What is required |
When a line below holds the string "this", show that line.

------------------------------------

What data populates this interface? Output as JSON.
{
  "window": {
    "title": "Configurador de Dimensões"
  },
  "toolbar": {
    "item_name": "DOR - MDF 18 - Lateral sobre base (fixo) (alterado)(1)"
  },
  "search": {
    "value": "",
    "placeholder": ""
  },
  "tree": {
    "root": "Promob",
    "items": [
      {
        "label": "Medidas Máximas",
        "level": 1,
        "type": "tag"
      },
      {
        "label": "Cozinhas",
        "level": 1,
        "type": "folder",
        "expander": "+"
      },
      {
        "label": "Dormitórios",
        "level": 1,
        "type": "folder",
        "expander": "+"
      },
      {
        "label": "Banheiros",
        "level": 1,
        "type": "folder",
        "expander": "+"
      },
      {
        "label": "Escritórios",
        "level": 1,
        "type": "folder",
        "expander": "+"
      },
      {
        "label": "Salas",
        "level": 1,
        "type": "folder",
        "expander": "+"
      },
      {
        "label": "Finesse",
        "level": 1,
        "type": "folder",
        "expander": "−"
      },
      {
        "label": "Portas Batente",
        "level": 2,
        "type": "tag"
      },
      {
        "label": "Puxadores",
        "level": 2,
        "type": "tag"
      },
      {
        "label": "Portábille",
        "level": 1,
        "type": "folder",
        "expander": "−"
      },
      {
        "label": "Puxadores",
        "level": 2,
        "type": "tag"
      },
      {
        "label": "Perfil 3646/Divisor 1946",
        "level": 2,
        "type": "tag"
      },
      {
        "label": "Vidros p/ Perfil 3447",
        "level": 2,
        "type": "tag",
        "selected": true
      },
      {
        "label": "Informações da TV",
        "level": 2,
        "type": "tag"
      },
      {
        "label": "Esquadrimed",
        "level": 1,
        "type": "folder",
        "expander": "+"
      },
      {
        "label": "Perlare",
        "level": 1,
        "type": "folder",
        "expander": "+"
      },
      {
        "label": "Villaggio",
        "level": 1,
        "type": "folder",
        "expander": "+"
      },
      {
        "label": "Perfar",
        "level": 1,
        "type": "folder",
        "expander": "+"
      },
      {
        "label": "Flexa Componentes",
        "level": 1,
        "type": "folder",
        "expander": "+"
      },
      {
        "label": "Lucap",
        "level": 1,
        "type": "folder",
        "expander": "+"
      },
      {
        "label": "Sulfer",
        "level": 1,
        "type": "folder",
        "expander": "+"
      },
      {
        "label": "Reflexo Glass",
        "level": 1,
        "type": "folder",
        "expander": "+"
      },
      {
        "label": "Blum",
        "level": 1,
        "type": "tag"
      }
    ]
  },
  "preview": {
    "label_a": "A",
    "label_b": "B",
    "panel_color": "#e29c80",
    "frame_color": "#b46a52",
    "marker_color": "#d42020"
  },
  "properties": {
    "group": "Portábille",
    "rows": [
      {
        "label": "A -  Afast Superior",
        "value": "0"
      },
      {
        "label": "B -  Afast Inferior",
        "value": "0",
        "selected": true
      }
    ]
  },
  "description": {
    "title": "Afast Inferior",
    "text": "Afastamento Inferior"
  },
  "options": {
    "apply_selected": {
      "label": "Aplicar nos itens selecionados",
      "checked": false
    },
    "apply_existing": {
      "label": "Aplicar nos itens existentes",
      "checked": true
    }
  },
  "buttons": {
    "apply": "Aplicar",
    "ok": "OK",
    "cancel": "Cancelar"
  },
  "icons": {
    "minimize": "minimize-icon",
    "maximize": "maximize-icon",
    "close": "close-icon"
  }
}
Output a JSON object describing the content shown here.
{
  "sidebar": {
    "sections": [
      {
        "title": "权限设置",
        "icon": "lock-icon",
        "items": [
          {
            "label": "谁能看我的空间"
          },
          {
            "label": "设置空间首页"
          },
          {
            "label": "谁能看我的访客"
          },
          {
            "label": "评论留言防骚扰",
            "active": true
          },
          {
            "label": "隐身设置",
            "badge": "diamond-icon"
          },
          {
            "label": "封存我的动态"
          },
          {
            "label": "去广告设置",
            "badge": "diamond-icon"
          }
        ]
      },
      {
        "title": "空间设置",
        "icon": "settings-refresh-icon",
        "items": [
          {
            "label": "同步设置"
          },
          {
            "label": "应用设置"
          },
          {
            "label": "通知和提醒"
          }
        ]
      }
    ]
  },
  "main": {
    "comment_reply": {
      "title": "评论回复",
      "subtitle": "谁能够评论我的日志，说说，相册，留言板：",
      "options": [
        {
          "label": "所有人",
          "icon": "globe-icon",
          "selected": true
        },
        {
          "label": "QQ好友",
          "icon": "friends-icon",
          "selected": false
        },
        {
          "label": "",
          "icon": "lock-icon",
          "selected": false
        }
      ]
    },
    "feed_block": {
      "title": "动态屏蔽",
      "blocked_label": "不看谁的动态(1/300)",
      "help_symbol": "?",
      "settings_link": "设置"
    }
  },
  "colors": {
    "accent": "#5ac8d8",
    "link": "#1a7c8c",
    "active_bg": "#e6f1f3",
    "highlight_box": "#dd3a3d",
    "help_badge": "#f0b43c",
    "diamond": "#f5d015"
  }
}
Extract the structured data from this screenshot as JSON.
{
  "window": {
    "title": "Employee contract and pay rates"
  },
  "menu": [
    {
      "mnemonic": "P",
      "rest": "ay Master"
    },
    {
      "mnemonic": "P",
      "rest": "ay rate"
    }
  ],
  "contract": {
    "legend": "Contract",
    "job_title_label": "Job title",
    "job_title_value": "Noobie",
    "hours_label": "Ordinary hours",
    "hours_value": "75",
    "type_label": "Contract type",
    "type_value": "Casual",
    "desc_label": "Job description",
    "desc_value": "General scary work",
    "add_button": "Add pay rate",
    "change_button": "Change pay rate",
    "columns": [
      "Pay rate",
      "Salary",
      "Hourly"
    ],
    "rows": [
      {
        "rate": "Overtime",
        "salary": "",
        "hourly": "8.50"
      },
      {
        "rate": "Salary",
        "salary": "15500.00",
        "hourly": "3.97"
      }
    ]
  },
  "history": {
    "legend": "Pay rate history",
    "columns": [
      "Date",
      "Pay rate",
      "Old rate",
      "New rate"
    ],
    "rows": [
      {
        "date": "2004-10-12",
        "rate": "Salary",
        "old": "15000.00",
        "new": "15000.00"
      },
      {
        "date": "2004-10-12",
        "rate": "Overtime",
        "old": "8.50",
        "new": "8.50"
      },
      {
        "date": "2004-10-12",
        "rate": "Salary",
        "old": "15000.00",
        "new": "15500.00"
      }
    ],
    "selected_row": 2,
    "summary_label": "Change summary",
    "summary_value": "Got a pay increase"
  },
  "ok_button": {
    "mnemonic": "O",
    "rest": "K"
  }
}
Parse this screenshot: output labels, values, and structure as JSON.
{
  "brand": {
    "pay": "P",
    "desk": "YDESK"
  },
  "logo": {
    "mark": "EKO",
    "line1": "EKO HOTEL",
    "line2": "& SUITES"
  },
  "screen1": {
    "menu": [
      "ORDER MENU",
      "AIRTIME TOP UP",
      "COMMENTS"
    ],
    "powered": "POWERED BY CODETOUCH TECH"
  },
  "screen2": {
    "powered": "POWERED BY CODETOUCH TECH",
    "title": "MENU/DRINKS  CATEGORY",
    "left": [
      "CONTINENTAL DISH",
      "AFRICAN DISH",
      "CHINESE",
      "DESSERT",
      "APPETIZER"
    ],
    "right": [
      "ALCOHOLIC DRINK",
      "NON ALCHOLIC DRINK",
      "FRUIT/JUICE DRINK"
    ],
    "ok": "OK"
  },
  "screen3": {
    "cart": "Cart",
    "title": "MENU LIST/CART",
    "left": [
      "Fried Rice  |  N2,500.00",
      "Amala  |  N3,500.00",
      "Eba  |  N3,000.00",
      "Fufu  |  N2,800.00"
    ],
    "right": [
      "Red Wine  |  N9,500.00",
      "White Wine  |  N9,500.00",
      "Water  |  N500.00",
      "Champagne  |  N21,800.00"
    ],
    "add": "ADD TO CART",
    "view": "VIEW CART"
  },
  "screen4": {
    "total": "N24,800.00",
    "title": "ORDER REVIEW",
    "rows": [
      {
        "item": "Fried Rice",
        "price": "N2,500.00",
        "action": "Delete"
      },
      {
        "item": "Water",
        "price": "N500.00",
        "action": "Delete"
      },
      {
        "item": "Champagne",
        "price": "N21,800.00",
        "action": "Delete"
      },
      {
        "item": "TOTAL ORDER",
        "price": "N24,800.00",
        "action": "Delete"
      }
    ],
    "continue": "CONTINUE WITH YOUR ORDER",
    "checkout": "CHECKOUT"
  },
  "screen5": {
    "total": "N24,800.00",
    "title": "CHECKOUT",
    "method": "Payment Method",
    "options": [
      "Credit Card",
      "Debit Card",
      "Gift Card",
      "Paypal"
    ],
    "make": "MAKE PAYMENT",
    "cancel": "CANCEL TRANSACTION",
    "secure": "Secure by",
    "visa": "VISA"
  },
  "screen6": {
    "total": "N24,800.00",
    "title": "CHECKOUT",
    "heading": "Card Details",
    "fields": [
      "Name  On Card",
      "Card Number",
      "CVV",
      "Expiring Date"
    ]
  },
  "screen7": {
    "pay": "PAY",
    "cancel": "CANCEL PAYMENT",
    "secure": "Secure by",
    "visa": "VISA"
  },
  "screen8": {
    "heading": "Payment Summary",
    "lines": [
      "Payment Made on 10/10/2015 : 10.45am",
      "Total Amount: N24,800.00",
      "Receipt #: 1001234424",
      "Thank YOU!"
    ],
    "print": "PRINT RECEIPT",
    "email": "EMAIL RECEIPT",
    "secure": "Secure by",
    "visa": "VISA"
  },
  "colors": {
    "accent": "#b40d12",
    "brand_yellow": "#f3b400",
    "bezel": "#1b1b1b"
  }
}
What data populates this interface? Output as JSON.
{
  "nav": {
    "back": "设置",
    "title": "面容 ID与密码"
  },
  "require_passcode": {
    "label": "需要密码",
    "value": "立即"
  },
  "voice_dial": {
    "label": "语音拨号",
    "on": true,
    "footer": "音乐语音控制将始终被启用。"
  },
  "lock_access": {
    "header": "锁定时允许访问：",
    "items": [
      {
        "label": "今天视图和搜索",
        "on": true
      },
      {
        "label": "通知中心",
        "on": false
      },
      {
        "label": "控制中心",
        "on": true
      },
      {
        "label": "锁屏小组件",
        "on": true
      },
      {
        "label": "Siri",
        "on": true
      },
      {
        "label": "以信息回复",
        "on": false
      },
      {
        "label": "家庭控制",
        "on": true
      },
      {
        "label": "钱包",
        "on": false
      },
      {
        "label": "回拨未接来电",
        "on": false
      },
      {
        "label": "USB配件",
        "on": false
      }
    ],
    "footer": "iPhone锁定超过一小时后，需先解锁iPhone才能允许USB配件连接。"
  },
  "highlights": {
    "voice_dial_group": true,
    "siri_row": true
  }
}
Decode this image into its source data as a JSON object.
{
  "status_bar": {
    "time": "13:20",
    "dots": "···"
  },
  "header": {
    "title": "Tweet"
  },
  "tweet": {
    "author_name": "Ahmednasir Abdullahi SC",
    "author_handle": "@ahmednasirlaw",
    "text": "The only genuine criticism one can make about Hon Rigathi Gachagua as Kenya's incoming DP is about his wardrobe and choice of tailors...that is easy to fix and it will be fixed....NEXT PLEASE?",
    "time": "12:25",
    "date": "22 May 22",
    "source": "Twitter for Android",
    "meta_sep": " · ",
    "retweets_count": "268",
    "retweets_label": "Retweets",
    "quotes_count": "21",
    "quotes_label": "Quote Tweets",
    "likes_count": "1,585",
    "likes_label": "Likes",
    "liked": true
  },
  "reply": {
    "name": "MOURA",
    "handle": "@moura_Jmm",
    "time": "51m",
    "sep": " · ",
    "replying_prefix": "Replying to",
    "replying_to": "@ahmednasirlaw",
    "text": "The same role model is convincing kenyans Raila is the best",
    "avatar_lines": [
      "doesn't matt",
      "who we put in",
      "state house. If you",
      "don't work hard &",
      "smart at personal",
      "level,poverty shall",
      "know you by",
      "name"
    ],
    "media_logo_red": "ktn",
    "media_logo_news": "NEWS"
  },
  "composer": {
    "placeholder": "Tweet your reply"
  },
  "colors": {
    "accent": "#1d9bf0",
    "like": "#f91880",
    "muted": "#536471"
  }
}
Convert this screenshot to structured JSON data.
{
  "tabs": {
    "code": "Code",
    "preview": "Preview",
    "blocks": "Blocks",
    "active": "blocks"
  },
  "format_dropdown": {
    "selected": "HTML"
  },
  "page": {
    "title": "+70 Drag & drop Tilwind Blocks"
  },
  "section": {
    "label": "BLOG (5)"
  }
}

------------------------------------

Task response |
What data populates this interface? Output as JSON.
Extract the structured data from this screenshot as JSON.
Parse this screenshot: output labels, values, and structure as JSON.
What data populates this interface? Output as JSON.
Decode this image into its source data as a JSON object.
Convert this screenshot to structured JSON data.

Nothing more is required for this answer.